Copy out the data word for word, without any of its pictures.

• _Input data_
# # # # #

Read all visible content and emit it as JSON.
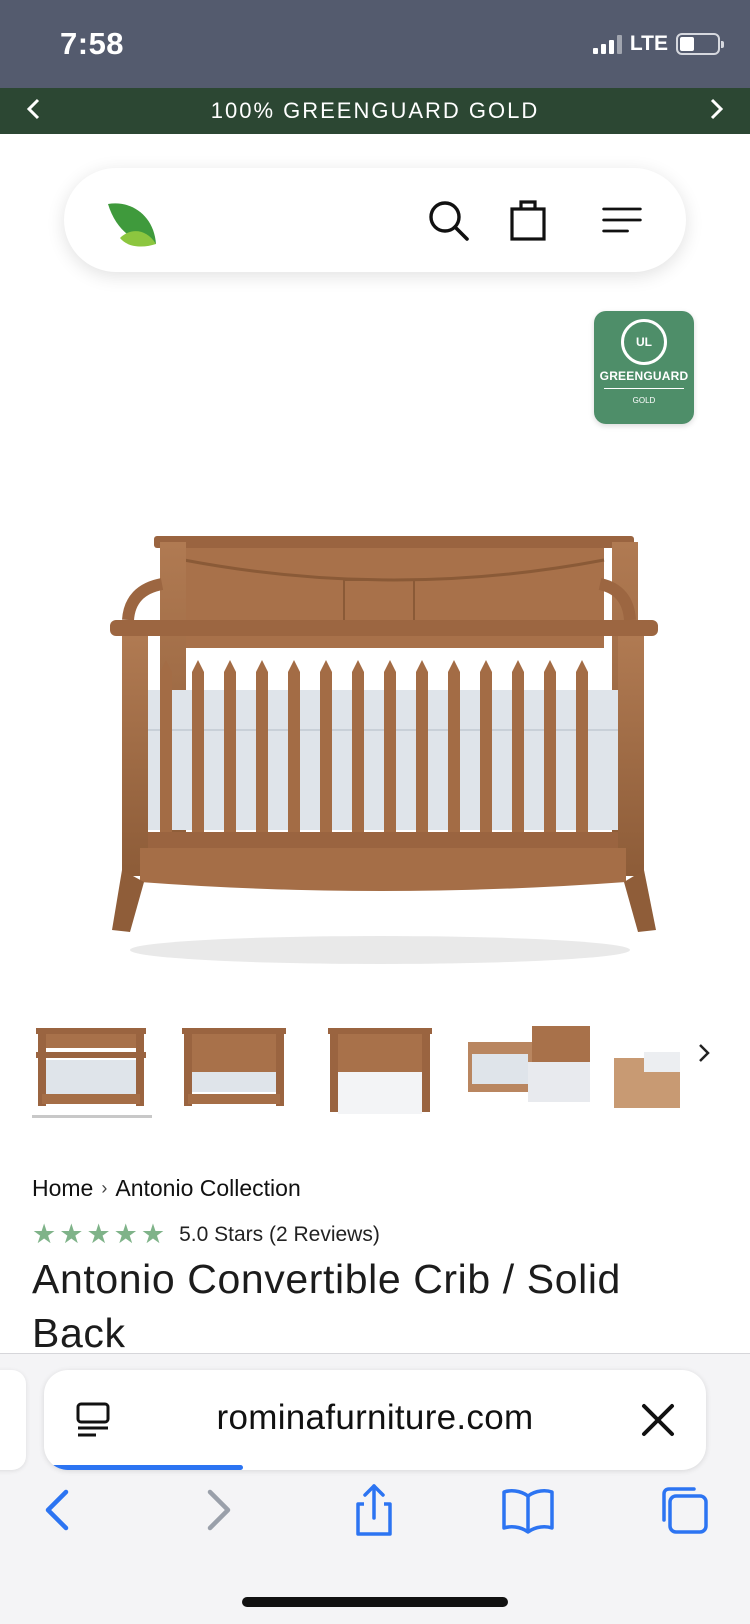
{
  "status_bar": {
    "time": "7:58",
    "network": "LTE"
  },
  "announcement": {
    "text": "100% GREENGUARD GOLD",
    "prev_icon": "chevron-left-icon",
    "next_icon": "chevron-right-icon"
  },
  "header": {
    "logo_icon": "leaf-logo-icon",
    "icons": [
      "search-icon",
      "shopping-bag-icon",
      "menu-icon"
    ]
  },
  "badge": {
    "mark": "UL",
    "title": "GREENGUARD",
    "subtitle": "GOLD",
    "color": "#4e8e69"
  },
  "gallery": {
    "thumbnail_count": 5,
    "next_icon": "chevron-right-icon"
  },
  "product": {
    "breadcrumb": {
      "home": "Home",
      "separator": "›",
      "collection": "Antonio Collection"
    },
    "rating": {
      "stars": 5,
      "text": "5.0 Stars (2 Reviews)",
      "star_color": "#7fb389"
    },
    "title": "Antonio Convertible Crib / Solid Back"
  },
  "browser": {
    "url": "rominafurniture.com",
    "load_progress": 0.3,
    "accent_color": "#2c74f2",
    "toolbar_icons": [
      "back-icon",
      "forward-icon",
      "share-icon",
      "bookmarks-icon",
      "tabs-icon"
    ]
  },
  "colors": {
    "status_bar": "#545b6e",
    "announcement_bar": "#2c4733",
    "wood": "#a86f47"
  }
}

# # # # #

• _Exercise response_
Read all visible content and emit it as JSON.
{
  "status_bar": {
    "time": "7:58",
    "network": "LTE"
  },
  "announcement": {
    "text": "100% GREENGUARD GOLD",
    "prev_icon": "chevron-left-icon",
    "next_icon": "chevron-right-icon"
  },
  "header": {
    "logo_icon": "leaf-logo-icon",
    "icons": [
      "search-icon",
      "shopping-bag-icon",
      "menu-icon"
    ]
  },
  "badge": {
    "mark": "UL",
    "title": "GREENGUARD",
    "subtitle": "GOLD",
    "color": "#4e8e69"
  },
  "gallery": {
    "thumbnail_count": 5,
    "next_icon": "chevron-right-icon"
  },
  "product": {
    "breadcrumb": {
      "home": "Home",
      "separator": "›",
      "collection": "Antonio Collection"
    },
    "rating": {
      "stars": 5,
      "text": "5.0 Stars (2 Reviews)",
      "star_color": "#7fb389"
    },
    "title": "Antonio Convertible Crib / Solid Back"
  },
  "browser": {
    "url": "rominafurniture.com",
    "load_progress": 0.3,
    "accent_color": "#2c74f2",
    "toolbar_icons": [
      "back-icon",
      "forward-icon",
      "share-icon",
      "bookmarks-icon",
      "tabs-icon"
    ]
  },
  "colors": {
    "status_bar": "#545b6e",
    "announcement_bar": "#2c4733",
    "wood": "#a86f47"
  }
}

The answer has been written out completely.